## What the task asks
Retype the whole listing, character for character.

## The data
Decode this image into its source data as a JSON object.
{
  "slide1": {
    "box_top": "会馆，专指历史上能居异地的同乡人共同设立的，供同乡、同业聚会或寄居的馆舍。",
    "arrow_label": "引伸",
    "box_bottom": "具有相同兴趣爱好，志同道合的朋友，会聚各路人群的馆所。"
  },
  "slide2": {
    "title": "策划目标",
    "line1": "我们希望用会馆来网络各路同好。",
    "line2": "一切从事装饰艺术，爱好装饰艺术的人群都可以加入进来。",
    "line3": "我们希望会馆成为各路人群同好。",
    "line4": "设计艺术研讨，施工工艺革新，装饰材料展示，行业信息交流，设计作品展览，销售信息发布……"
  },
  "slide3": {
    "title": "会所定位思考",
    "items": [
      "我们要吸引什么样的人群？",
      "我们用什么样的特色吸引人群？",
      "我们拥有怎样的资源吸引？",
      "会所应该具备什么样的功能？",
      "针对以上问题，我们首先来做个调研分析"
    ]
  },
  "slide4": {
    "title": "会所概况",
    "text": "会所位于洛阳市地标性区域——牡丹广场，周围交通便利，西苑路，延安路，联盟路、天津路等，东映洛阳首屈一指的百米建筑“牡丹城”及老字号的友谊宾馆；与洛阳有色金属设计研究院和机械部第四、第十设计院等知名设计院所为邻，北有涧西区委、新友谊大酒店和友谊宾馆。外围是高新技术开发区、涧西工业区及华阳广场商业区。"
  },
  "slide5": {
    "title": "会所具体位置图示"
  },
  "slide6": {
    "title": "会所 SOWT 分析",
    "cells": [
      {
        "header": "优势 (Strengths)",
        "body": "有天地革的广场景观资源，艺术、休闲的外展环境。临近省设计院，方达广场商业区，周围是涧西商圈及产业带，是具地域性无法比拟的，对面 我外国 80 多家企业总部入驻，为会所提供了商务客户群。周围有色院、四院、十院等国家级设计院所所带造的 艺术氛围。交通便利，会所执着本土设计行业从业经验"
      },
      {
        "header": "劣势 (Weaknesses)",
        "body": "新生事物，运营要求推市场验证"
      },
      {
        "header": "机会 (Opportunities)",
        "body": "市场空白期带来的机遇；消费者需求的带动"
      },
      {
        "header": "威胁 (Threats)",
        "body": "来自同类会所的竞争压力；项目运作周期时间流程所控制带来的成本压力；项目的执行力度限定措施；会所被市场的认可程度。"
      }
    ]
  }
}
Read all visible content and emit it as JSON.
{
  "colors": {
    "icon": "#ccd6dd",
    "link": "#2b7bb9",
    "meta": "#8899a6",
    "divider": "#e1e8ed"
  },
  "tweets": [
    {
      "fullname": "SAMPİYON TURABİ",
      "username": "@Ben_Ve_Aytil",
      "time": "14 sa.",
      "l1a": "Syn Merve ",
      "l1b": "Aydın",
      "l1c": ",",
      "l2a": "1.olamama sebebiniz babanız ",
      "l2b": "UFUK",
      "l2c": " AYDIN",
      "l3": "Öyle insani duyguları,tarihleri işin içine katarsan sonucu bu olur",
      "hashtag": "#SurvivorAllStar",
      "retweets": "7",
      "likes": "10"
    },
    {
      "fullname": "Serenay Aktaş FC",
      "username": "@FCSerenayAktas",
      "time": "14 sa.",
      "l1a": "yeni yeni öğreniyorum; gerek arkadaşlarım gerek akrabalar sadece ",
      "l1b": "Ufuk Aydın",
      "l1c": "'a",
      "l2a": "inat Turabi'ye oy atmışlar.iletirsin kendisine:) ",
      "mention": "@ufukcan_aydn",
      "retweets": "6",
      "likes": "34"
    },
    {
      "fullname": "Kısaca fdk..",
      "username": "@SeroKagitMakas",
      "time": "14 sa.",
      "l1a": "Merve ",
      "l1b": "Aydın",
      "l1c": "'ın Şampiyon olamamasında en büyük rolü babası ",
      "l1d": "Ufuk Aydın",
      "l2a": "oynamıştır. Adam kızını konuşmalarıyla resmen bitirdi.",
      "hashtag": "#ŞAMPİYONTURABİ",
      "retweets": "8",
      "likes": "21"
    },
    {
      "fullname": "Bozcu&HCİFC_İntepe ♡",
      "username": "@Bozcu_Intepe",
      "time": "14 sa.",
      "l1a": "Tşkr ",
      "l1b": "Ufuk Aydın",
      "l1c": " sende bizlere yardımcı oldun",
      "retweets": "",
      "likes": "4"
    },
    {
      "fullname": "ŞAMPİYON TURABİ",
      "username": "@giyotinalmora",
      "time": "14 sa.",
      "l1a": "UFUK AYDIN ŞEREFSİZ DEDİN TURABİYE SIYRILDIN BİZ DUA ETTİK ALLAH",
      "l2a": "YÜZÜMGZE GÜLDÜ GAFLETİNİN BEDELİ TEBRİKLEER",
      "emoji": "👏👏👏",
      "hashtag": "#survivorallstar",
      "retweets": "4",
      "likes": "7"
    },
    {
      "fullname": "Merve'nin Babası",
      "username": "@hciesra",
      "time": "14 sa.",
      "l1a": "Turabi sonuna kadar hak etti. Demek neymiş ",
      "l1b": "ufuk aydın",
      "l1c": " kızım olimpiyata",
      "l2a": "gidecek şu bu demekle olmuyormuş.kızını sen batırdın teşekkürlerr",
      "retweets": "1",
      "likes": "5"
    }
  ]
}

## Response
Decode this image into its source data as a JSON object.
{
  "slide1": {
    "box_top": "会馆，专指历史上能居异地的同乡人共同设立的，供同乡、同业聚会或寄居的馆舍。",
    "arrow_label": "引伸",
    "box_bottom": "具有相同兴趣爱好，志同道合的朋友，会聚各路人群的馆所。"
  },
  "slide2": {
    "title": "策划目标",
    "line1": "我们希望用会馆来网络各路同好。",
    "line2": "一切从事装饰艺术，爱好装饰艺术的人群都可以加入进来。",
    "line3": "我们希望会馆成为各路人群同好。",
    "line4": "设计艺术研讨，施工工艺革新，装饰材料展示，行业信息交流，设计作品展览，销售信息发布……"
  },
  "slide3": {
    "title": "会所定位思考",
    "items": [
      "我们要吸引什么样的人群？",
      "我们用什么样的特色吸引人群？",
      "我们拥有怎样的资源吸引？",
      "会所应该具备什么样的功能？",
      "针对以上问题，我们首先来做个调研分析"
    ]
  },
  "slide4": {
    "title": "会所概况",
    "text": "会所位于洛阳市地标性区域——牡丹广场，周围交通便利，西苑路，延安路，联盟路、天津路等，东映洛阳首屈一指的百米建筑“牡丹城”及老字号的友谊宾馆；与洛阳有色金属设计研究院和机械部第四、第十设计院等知名设计院所为邻，北有涧西区委、新友谊大酒店和友谊宾馆。外围是高新技术开发区、涧西工业区及华阳广场商业区。"
  },
  "slide5": {
    "title": "会所具体位置图示"
  },
  "slide6": {
    "title": "会所 SOWT 分析",
    "cells": [
      {
        "header": "优势 (Strengths)",
        "body": "有天地革的广场景观资源，艺术、休闲的外展环境。临近省设计院，方达广场商业区，周围是涧西商圈及产业带，是具地域性无法比拟的，对面 我外国 80 多家企业总部入驻，为会所提供了商务客户群。周围有色院、四院、十院等国家级设计院所所带造的 艺术氛围。交通便利，会所执着本土设计行业从业经验"
      },
      {
        "header": "劣势 (Weaknesses)",
        "body": "新生事物，运营要求推市场验证"
      },
      {
        "header": "机会 (Opportunities)",
        "body": "市场空白期带来的机遇；消费者需求的带动"
      },
      {
        "header": "威胁 (Threats)",
        "body": "来自同类会所的竞争压力；项目运作周期时间流程所控制带来的成本压力；项目的执行力度限定措施；会所被市场的认可程度。"
      }
    ]
  }
}
Read all visible content and emit it as JSON.
{
  "colors": {
    "icon": "#ccd6dd",
    "link": "#2b7bb9",
    "meta": "#8899a6",
    "divider": "#e1e8ed"
  },
  "tweets": [
    {
      "fullname": "SAMPİYON TURABİ",
      "username": "@Ben_Ve_Aytil",
      "time": "14 sa.",
      "l1a": "Syn Merve ",
      "l1b": "Aydın",
      "l1c": ",",
      "l2a": "1.olamama sebebiniz babanız ",
      "l2b": "UFUK",
      "l2c": " AYDIN",
      "l3": "Öyle insani duyguları,tarihleri işin içine katarsan sonucu bu olur",
      "hashtag": "#SurvivorAllStar",
      "retweets": "7",
      "likes": "10"
    },
    {
      "fullname": "Serenay Aktaş FC",
      "username": "@FCSerenayAktas",
      "time": "14 sa.",
      "l1a": "yeni yeni öğreniyorum; gerek arkadaşlarım gerek akrabalar sadece ",
      "l1b": "Ufuk Aydın",
      "l1c": "'a",
      "l2a": "inat Turabi'ye oy atmışlar.iletirsin kendisine:) ",
      "mention": "@ufukcan_aydn",
      "retweets": "6",
      "likes": "34"
    },
    {
      "fullname": "Kısaca fdk..",
      "username": "@SeroKagitMakas",
      "time": "14 sa.",
      "l1a": "Merve ",
      "l1b": "Aydın",
      "l1c": "'ın Şampiyon olamamasında en büyük rolü babası ",
      "l1d": "Ufuk Aydın",
      "l2a": "oynamıştır. Adam kızını konuşmalarıyla resmen bitirdi.",
      "hashtag": "#ŞAMPİYONTURABİ",
      "retweets": "8",
      "likes": "21"
    },
    {
      "fullname": "Bozcu&HCİFC_İntepe ♡",
      "username": "@Bozcu_Intepe",
      "time": "14 sa.",
      "l1a": "Tşkr ",
      "l1b": "Ufuk Aydın",
      "l1c": " sende bizlere yardımcı oldun",
      "retweets": "",
      "likes": "4"
    },
    {
      "fullname": "ŞAMPİYON TURABİ",
      "username": "@giyotinalmora",
      "time": "14 sa.",
      "l1a": "UFUK AYDIN ŞEREFSİZ DEDİN TURABİYE SIYRILDIN BİZ DUA ETTİK ALLAH",
      "l2a": "YÜZÜMGZE GÜLDÜ GAFLETİNİN BEDELİ TEBRİKLEER",
      "emoji": "👏👏👏",
      "hashtag": "#survivorallstar",
      "retweets": "4",
      "likes": "7"
    },
    {
      "fullname": "Merve'nin Babası",
      "username": "@hciesra",
      "time": "14 sa.",
      "l1a": "Turabi sonuna kadar hak etti. Demek neymiş ",
      "l1b": "ufuk aydın",
      "l1c": " kızım olimpiyata",
      "l2a": "gidecek şu bu demekle olmuyormuş.kızını sen batırdın teşekkürlerr",
      "retweets": "1",
      "likes": "5"
    }
  ]
}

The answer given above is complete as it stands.